*** Provided entries

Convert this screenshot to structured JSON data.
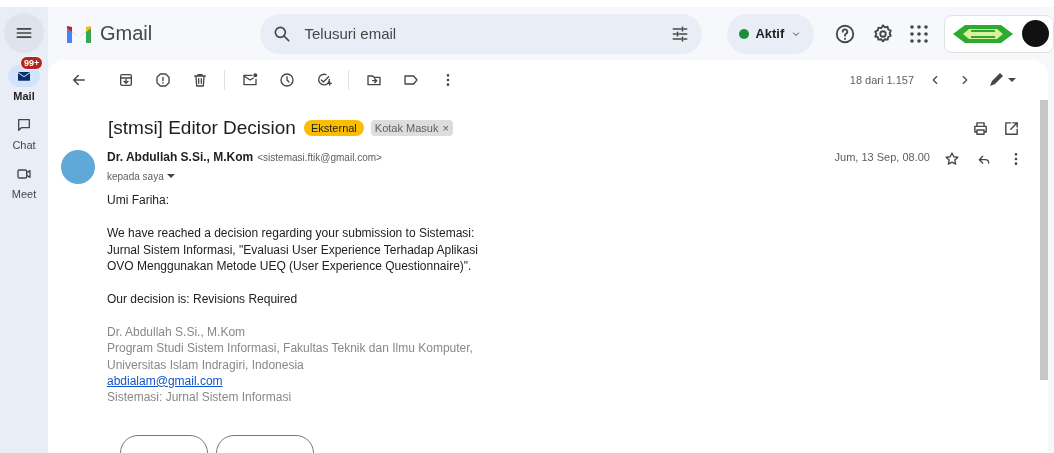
{
  "header": {
    "app_name": "Gmail",
    "search": {
      "placeholder": "Telusuri email"
    },
    "status": {
      "label": "Aktif"
    }
  },
  "nav_rail": [
    {
      "label": "Mail",
      "badge": "99+",
      "selected": true
    },
    {
      "label": "Chat",
      "selected": false
    },
    {
      "label": "Meet",
      "selected": false
    }
  ],
  "toolbar": {
    "pagination": "18 dari 1.157"
  },
  "message": {
    "subject": "[stmsi] Editor Decision",
    "labels": [
      {
        "text": "Eksternal",
        "kind": "external"
      },
      {
        "text": "Kotak Masuk",
        "kind": "inbox",
        "close": "×"
      }
    ],
    "sender_name": "Dr. Abdullah S.Si., M.Kom",
    "sender_email": "<sistemasi.ftik@gmail.com>",
    "recipient": "kepada saya",
    "date": "Jum, 13 Sep, 08.00",
    "body": [
      "Umi Fariha:",
      "We have reached a decision regarding your submission to Sistemasi: Jurnal Sistem Informasi, \"Evaluasi User Experience Terhadap Aplikasi OVO Menggunakan Metode UEQ (User Experience Questionnaire)\".",
      "Our decision is: Revisions Required"
    ],
    "signature": [
      {
        "text": "Dr. Abdullah S.Si., M.Kom",
        "kind": "text"
      },
      {
        "text": "Program Studi Sistem Informasi, Fakultas Teknik dan Ilmu Komputer,",
        "kind": "text"
      },
      {
        "text": "Universitas Islam Indragiri, Indonesia",
        "kind": "text"
      },
      {
        "text": "abdialam@gmail.com",
        "kind": "link"
      },
      {
        "text": "Sistemasi: Jurnal Sistem Informasi",
        "kind": "text"
      }
    ]
  }
}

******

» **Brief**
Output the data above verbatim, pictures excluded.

» **Task output**
Convert this screenshot to structured JSON data.
{
  "header": {
    "app_name": "Gmail",
    "search": {
      "placeholder": "Telusuri email"
    },
    "status": {
      "label": "Aktif"
    }
  },
  "nav_rail": [
    {
      "label": "Mail",
      "badge": "99+",
      "selected": true
    },
    {
      "label": "Chat",
      "selected": false
    },
    {
      "label": "Meet",
      "selected": false
    }
  ],
  "toolbar": {
    "pagination": "18 dari 1.157"
  },
  "message": {
    "subject": "[stmsi] Editor Decision",
    "labels": [
      {
        "text": "Eksternal",
        "kind": "external"
      },
      {
        "text": "Kotak Masuk",
        "kind": "inbox",
        "close": "×"
      }
    ],
    "sender_name": "Dr. Abdullah S.Si., M.Kom",
    "sender_email": "<sistemasi.ftik@gmail.com>",
    "recipient": "kepada saya",
    "date": "Jum, 13 Sep, 08.00",
    "body": [
      "Umi Fariha:",
      "We have reached a decision regarding your submission to Sistemasi: Jurnal Sistem Informasi, \"Evaluasi User Experience Terhadap Aplikasi OVO Menggunakan Metode UEQ (User Experience Questionnaire)\".",
      "Our decision is: Revisions Required"
    ],
    "signature": [
      {
        "text": "Dr. Abdullah S.Si., M.Kom",
        "kind": "text"
      },
      {
        "text": "Program Studi Sistem Informasi, Fakultas Teknik dan Ilmu Komputer,",
        "kind": "text"
      },
      {
        "text": "Universitas Islam Indragiri, Indonesia",
        "kind": "text"
      },
      {
        "text": "abdialam@gmail.com",
        "kind": "link"
      },
      {
        "text": "Sistemasi: Jurnal Sistem Informasi",
        "kind": "text"
      }
    ]
  }
}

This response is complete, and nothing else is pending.